→ **Activity**: From the line that contains "Serialize everything readable" to the final line of the entries, return every line exactly and leave out all others.

→ **Data to process**:

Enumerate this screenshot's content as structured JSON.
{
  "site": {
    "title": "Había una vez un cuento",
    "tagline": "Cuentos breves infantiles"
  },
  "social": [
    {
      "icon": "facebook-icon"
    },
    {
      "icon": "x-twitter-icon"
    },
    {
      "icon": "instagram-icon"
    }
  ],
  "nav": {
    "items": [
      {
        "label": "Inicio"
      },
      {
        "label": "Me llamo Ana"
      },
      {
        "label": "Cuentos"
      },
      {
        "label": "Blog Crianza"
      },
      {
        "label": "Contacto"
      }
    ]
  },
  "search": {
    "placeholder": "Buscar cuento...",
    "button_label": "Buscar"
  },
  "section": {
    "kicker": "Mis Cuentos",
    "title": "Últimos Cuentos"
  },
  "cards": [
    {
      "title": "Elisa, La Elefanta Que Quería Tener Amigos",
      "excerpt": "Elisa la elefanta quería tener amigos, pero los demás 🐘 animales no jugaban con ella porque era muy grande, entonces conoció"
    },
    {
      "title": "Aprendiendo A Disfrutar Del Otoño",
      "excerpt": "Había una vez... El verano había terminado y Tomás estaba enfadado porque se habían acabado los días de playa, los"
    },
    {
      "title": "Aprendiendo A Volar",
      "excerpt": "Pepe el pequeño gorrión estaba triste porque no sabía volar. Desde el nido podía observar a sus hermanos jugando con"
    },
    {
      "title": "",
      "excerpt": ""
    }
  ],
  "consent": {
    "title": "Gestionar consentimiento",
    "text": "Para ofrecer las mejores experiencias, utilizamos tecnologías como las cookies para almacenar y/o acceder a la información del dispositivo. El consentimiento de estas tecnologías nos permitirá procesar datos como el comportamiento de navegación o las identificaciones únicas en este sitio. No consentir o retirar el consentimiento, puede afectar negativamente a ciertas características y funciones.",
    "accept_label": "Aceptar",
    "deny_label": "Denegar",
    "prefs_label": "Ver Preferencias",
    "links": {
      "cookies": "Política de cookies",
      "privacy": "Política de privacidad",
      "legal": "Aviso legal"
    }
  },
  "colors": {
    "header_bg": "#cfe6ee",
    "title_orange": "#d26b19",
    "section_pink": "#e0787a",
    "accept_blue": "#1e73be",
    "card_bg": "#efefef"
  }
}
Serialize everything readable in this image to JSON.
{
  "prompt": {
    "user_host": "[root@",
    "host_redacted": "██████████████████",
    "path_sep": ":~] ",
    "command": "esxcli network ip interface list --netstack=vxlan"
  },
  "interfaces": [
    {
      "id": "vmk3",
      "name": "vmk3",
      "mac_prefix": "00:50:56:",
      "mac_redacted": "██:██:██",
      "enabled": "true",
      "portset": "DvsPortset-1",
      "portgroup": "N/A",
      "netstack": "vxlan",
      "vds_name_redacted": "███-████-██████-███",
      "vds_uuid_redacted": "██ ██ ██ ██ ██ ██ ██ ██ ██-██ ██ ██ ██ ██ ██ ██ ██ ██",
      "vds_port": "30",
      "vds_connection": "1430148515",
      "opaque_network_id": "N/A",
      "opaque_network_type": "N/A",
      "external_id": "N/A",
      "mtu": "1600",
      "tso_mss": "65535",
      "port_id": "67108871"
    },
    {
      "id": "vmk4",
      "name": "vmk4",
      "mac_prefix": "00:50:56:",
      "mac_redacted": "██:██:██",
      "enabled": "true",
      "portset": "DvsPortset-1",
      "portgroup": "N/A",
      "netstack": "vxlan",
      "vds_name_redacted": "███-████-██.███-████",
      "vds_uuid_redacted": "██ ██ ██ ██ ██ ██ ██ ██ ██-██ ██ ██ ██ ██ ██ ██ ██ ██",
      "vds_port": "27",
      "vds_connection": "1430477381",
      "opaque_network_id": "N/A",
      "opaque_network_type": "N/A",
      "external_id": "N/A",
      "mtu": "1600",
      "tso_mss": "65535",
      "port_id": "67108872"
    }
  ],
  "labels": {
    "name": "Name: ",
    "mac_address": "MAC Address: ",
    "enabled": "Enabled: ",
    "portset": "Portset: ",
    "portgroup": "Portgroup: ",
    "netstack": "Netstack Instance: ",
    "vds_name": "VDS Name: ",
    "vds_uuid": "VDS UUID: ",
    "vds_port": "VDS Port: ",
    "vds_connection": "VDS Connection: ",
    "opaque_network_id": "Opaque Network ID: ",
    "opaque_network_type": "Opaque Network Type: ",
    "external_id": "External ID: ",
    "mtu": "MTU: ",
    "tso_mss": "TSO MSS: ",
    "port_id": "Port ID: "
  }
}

→ **Task result**:
Serialize everything readable in this image to JSON.
{
  "prompt": {
    "user_host": "[root@",
    "host_redacted": "██████████████████",
    "path_sep": ":~] ",
    "command": "esxcli network ip interface list --netstack=vxlan"
  },
  "interfaces": [
    {
      "id": "vmk3",
      "name": "vmk3",
      "mac_prefix": "00:50:56:",
      "mac_redacted": "██:██:██",
      "enabled": "true",
      "portset": "DvsPortset-1",
      "portgroup": "N/A",
      "netstack": "vxlan",
      "vds_name_redacted": "███-████-██████-███",
      "vds_uuid_redacted": "██ ██ ██ ██ ██ ██ ██ ██ ██-██ ██ ██ ██ ██ ██ ██ ██ ██",
      "vds_port": "30",
      "vds_connection": "1430148515",
      "opaque_network_id": "N/A",
      "opaque_network_type": "N/A",
      "external_id": "N/A",
      "mtu": "1600",
      "tso_mss": "65535",
      "port_id": "67108871"
    },
    {
      "id": "vmk4",
      "name": "vmk4",
      "mac_prefix": "00:50:56:",
      "mac_redacted": "██:██:██",
      "enabled": "true",
      "portset": "DvsPortset-1",
      "portgroup": "N/A",
      "netstack": "vxlan",
      "vds_name_redacted": "███-████-██.███-████",
      "vds_uuid_redacted": "██ ██ ██ ██ ██ ██ ██ ██ ██-██ ██ ██ ██ ██ ██ ██ ██ ██",
      "vds_port": "27",
      "vds_connection": "1430477381",
      "opaque_network_id": "N/A",
      "opaque_network_type": "N/A",
      "external_id": "N/A",
      "mtu": "1600",
      "tso_mss": "65535",
      "port_id": "67108872"
    }
  ],
  "labels": {
    "name": "Name: ",
    "mac_address": "MAC Address: ",
    "enabled": "Enabled: ",
    "portset": "Portset: ",
    "portgroup": "Portgroup: ",
    "netstack": "Netstack Instance: ",
    "vds_name": "VDS Name: ",
    "vds_uuid": "VDS UUID: ",
    "vds_port": "VDS Port: ",
    "vds_connection": "VDS Connection: ",
    "opaque_network_id": "Opaque Network ID: ",
    "opaque_network_type": "Opaque Network Type: ",
    "external_id": "External ID: ",
    "mtu": "MTU: ",
    "tso_mss": "TSO MSS: ",
    "port_id": "Port ID: "
  }
}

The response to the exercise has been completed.